Conversely however, in relation to the Quality Assurance Plan, the Supreme Court found that there was a ‘manifest error’ in the evaluation of whether or not the successful tenderer had provided a ‘narrative’ as required. The Court acknowledged this may be an unintended consequence but that the tender documents did make it clear that some sort of narrative was required.
Characteristics and Relative Advantages
An issue that arose in this case, albeit not argued in the Supreme Court, was in relation to material disclosed in a debrief letter. Legislation states that, at debrief, the public authority must provide the “characteristics and relative advantages” of the winning tenderer. In this case, in categories where Word Perfect scored better than the successful tenderer, the public body simply said that there were no characteristics and relative advantages. Word Perfect initially challenged this but it did not form part of the Supreme Court case. However, O’Donnell J mentioned that the balance between confidentiality and effective challenge of awards “may necessarily curtail the amount of information disclosed in the notice to the unsuccessful tenderer.”

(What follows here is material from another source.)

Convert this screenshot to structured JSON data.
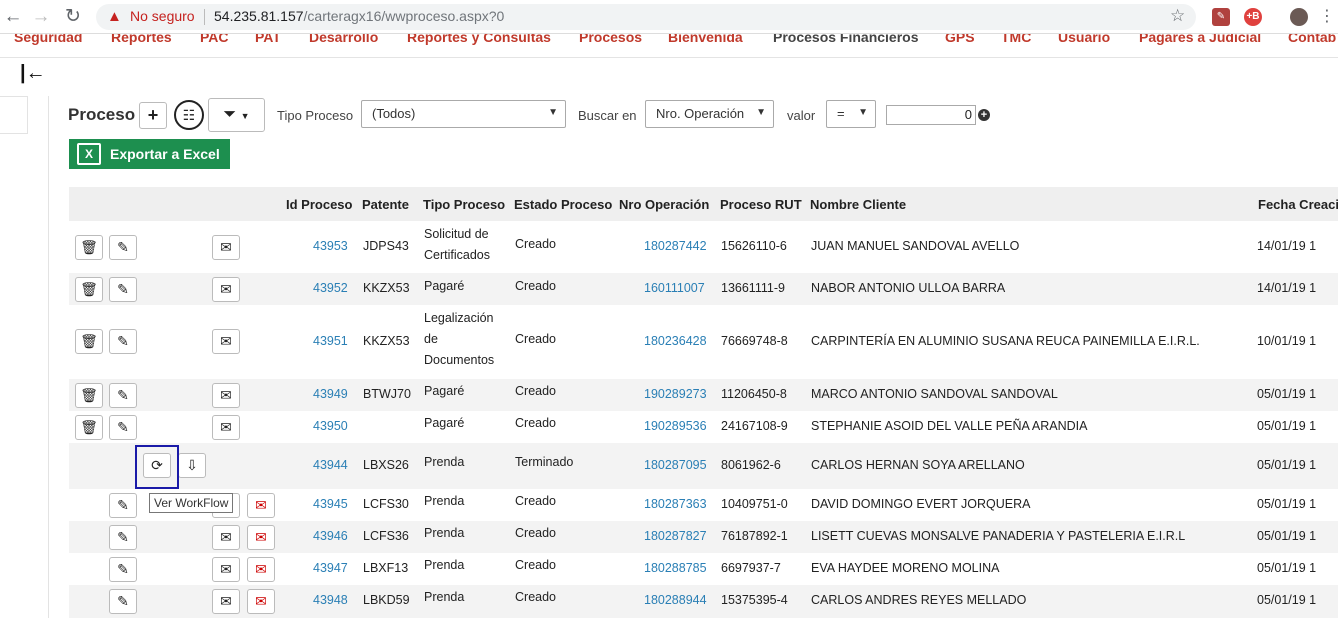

A perennial problem that arises in procurement cases is what level of Discovery should be made and how. Courts are aware that there is a balance to be struck between the confidentiality and sensitivity of information submitted in a bid, and the ability of an unsuccessful tenderer to properly prosecute their case if a wrong has been done.
The Court of Appeal found that the ordinary test for Discovery (being relevant and necessary to fair disposal of the case) does not go far enough in procurement cases and that rather Discovery should only be granted if the documents have been shown to be “indispensable for the fair disposal of the procurement challenge.” The Supreme Court accepted the “[f]ormidable problems” created in procurement discovery applications and said that any Discovery should be made only with reference to the case as pleaded. O’Donnell J accepted that there is no perfect solution, but commended the Court of Appeal in how it ordered Discovery only of the relevant parts of the tender and did so by setting up a ‘confidentiality ring’ whereby only the solicitors and counsel of the unsuccessful tenderer were allowed to see the documents.
Advice from the Court
The Supreme Court provided two useful pieces of advice to contracting authorities:
“It may have been clearer if the top category had simply been described as an excellent response providing comprehensive and convincing assurance that the tenderer will deliver to an excellent standard, with the individual marks allocated indicating their respective merit within that category.”
For more information on this topic please contact our projects team.
Article written with the assistance of Darragh Bollard.
1  3 IR 148
2 Healthcare at Home Ltd v The Common Services Agency  UKSC 49
3 Gaswise Ltd v Dublin City Council  3 IR 1 Finlay Geoghegan J, who was incidentally a concurring member of this Supreme Court
4 Transcore LP v the National Roads Authority  IEHC 569 Barniville J)